Foreign Policy interviews Bill Clinton.
The question I liked the most: “Top three leaders that people should pay attention to, other than Obama.” Clinton responds:
The prime minister of Australia, Kevin Michael Rudd — he is really smart. He has a thirst to know and figure out how to do things.
I think people should study what Paul Kagame did in Rwanda. It is the only country in the world that has more women than men in Parliament (obviously part of the demographic is from the genocide). It may not be perfect, but Rwanda has the greatest capacity of any developing country I have seen to accept outside help and make use of it. It’s hard to accept help. They’ve done that. And how in God’s name does he get every adult in the country to spend one Saturday every month cleaning the streets? And what has the psychological impact of that been? The identity impact? The president says it’s not embarrassing, it’s not menial work, it’s a way of expressing your loyalty to and your pride in your country. How do you change your attitudes about something that you think you know what it means? How did he pull that off?
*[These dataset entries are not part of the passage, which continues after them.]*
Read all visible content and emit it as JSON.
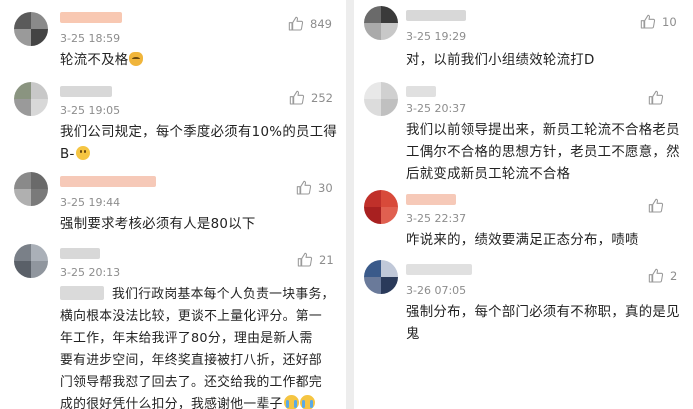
{
  "left": {
    "comments": [
      {
        "time": "3-25 18:59",
        "likes": "849",
        "lines": [
          "轮流不及格"
        ],
        "emoji_end": "cat-smirk-emoji"
      },
      {
        "time": "3-25 19:05",
        "likes": "252",
        "lines": [
          "我们公司规定，每个季度必须有10%的员工得",
          "B-"
        ],
        "emoji_end": "smile-emoji"
      },
      {
        "time": "3-25 19:44",
        "likes": "30",
        "lines": [
          "强制要求考核必须有人是80以下"
        ]
      },
      {
        "time": "3-25 20:13",
        "likes": "21",
        "lines": [
          "我们行政岗基本每个人负责一块事务，",
          "横向根本没法比较，更谈不上量化评分。第一",
          "年工作，年末给我评了80分，理由是新人需",
          "要有进步空间，年终奖直接被打八折，还好部",
          "门领导帮我怼了回去了。还交给我的工作都完",
          "成的很好凭什么扣分，我感谢他一辈子"
        ],
        "emoji_end": "crying-emoji"
      }
    ]
  },
  "right": {
    "comments": [
      {
        "time": "3-25 19:29",
        "likes": "10",
        "lines": [
          "对，以前我们小组绩效轮流打D"
        ]
      },
      {
        "time": "3-25 20:37",
        "likes": "",
        "lines": [
          "我们以前领导提出来，新员工轮流不合格老员",
          "工偶尔不合格的思想方针，老员工不愿意，然",
          "后就变成新员工轮流不合格"
        ]
      },
      {
        "time": "3-25 22:37",
        "likes": "",
        "lines": [
          "咋说来的，绩效要满足正态分布，啧啧"
        ]
      },
      {
        "time": "3-26 07:05",
        "likes": "2",
        "lines": [
          "强制分布，每个部门必须有不称职，真的是见",
          "鬼"
        ]
      }
    ]
  },
  "colors": {
    "divider": "#ededed",
    "meta_text": "#8d8d8d",
    "body_text": "#222222",
    "name_blur": "#f6c9b8"
  },
  "icons": {
    "like": "thumbs-up-icon"
  }
}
There are lots of fascinating leaders in Latin America worth studying. But I think it’s worth looking at Colombia. How has MedellÃn been given back to the people of Colombia? We all know President Uribe has faced criticism in the U.S., but how did MedellÃn go from being the drug capital of the world, one of the most dangerous places on Earth, to the host city of the 50th anniversary of the Inter-American Development Bank? I would look at that.
I would look at another guy, JosÃ© Ramos-Horta, the president of the first country in the 21st century, East Timor. Is it too small to be a nation? Can you get too small? Can your courageous fight for independence and freedom lead you to an economic unit that is not going to have a population or a geographic base big enough to take care of your folks? How are the Kosovars going to avoid that?
To me, this was an unexpectedly global answer.
I was less impressed with his response to the “greatest thinkers” question. The majority are NY Times columnists. Frightening.